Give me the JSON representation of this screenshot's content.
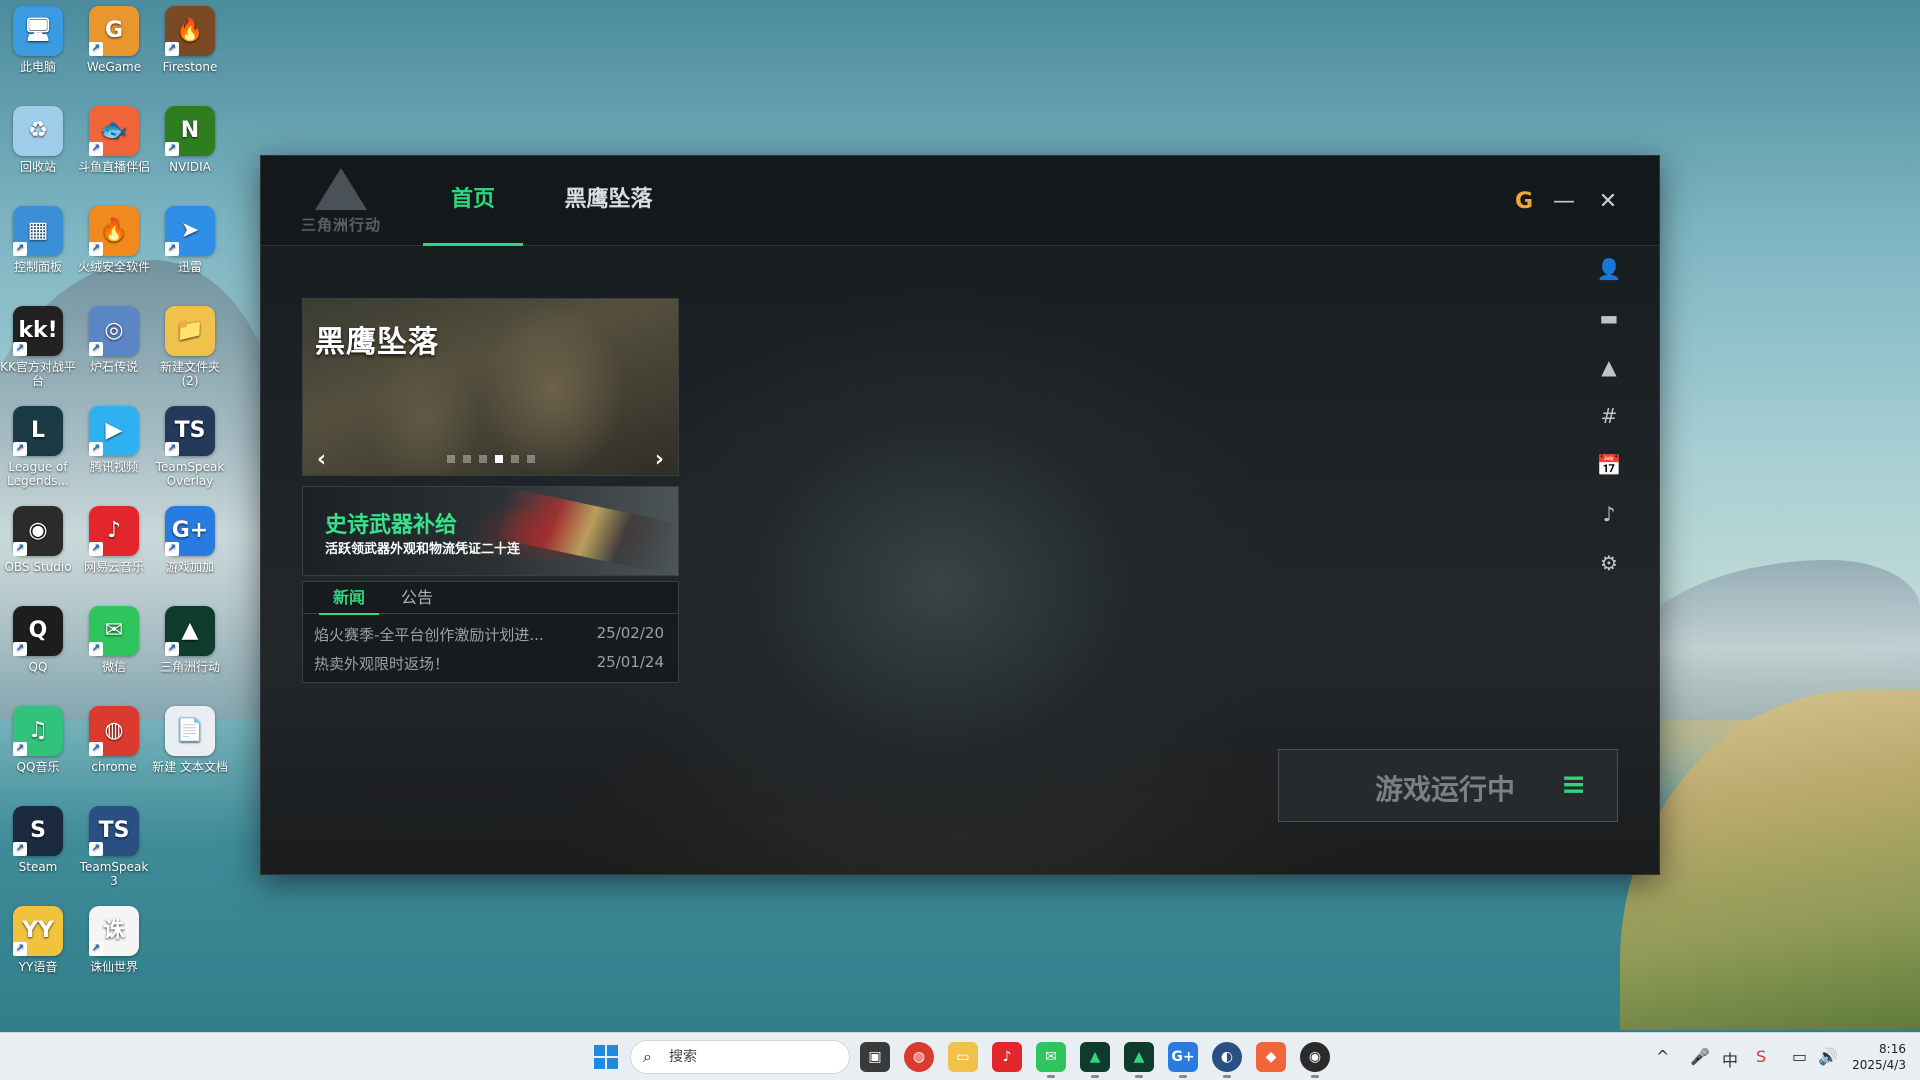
{
  "desktop": {
    "icons": [
      {
        "label": "此电脑",
        "glyph": "🖥",
        "color": "#3a9be0"
      },
      {
        "label": "WeGame",
        "glyph": "G",
        "color": "#e8962e"
      },
      {
        "label": "Firestone",
        "glyph": "🔥",
        "color": "#7a4a24"
      },
      {
        "label": "回收站",
        "glyph": "♻",
        "color": "#9fcde9"
      },
      {
        "label": "斗鱼直播伴侣",
        "glyph": "🐟",
        "color": "#f0663a"
      },
      {
        "label": "NVIDIA",
        "glyph": "N",
        "color": "#2e7d1e"
      },
      {
        "label": "控制面板",
        "glyph": "▦",
        "color": "#3b8fd6"
      },
      {
        "label": "火绒安全软件",
        "glyph": "🔥",
        "color": "#f08a1c"
      },
      {
        "label": "迅雷",
        "glyph": "➤",
        "color": "#2f8fe8"
      },
      {
        "label": "KK官方对战平台",
        "glyph": "kk!",
        "color": "#222222"
      },
      {
        "label": "炉石传说",
        "glyph": "◎",
        "color": "#5b86c6"
      },
      {
        "label": "新建文件夹 (2)",
        "glyph": "📁",
        "color": "#f1c24b"
      },
      {
        "label": "League of Legends...",
        "glyph": "L",
        "color": "#1a3b45"
      },
      {
        "label": "腾讯视频",
        "glyph": "▶",
        "color": "#2fb0f0"
      },
      {
        "label": "TeamSpeak Overlay",
        "glyph": "TS",
        "color": "#233a5a"
      },
      {
        "label": "OBS Studio",
        "glyph": "◉",
        "color": "#2b2b2b"
      },
      {
        "label": "网易云音乐",
        "glyph": "♪",
        "color": "#e3262c"
      },
      {
        "label": "游戏加加",
        "glyph": "G+",
        "color": "#2a7be0"
      },
      {
        "label": "QQ",
        "glyph": "Q",
        "color": "#1d1d1d"
      },
      {
        "label": "微信",
        "glyph": "✉",
        "color": "#2fc45e"
      },
      {
        "label": "三角洲行动",
        "glyph": "▲",
        "color": "#0e3b2c"
      },
      {
        "label": "QQ音乐",
        "glyph": "♫",
        "color": "#31c27c"
      },
      {
        "label": "chrome",
        "glyph": "◍",
        "color": "#db3b2f"
      },
      {
        "label": "新建 文本文档",
        "glyph": "📄",
        "color": "#e9eef2"
      },
      {
        "label": "Steam",
        "glyph": "S",
        "color": "#1b2a3f"
      },
      {
        "label": "TeamSpeak 3",
        "glyph": "TS",
        "color": "#2a4f82"
      },
      {
        "label": "",
        "glyph": "",
        "color": "#00000000"
      },
      {
        "label": "YY语音",
        "glyph": "YY",
        "color": "#f1c33c"
      },
      {
        "label": "诛仙世界",
        "glyph": "诛",
        "color": "#f5f5f5"
      }
    ]
  },
  "app": {
    "logo_text": "三角洲行动",
    "tabs": [
      {
        "label": "首页",
        "active": true
      },
      {
        "label": "黑鹰坠落",
        "active": false
      }
    ],
    "header_buttons": {
      "wegame": "G",
      "minimize": "—",
      "close": "✕"
    },
    "rail": [
      "👤",
      "▬",
      "▲",
      "#",
      "📅",
      "♪",
      "⚙"
    ],
    "banner": {
      "title": "黑鹰坠落",
      "prev": "‹",
      "next": "›",
      "dots": 6,
      "active_dot": 3
    },
    "promo": {
      "title": "史诗武器补给",
      "subtitle": "活跃领武器外观和物流凭证二十连"
    },
    "news": {
      "tabs": [
        "新闻",
        "公告"
      ],
      "items": [
        {
          "title": "焰火赛季-全平台创作激励计划进...",
          "date": "25/02/20"
        },
        {
          "title": "热卖外观限时返场！",
          "date": "25/01/24"
        }
      ]
    },
    "status": {
      "text": "游戏运行中",
      "menu": "≡"
    }
  },
  "taskbar": {
    "search_placeholder": "搜索",
    "tray": [
      "^",
      "🎤",
      "中",
      "S",
      "▭",
      "🔊"
    ],
    "time": "8:16",
    "date": "2025/4/3"
  },
  "colors": {
    "accent": "#2fd67e",
    "wegame": "#f0a43a"
  }
}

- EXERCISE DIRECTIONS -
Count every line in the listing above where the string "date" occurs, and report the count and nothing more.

- WRITTEN SOLUTION -
3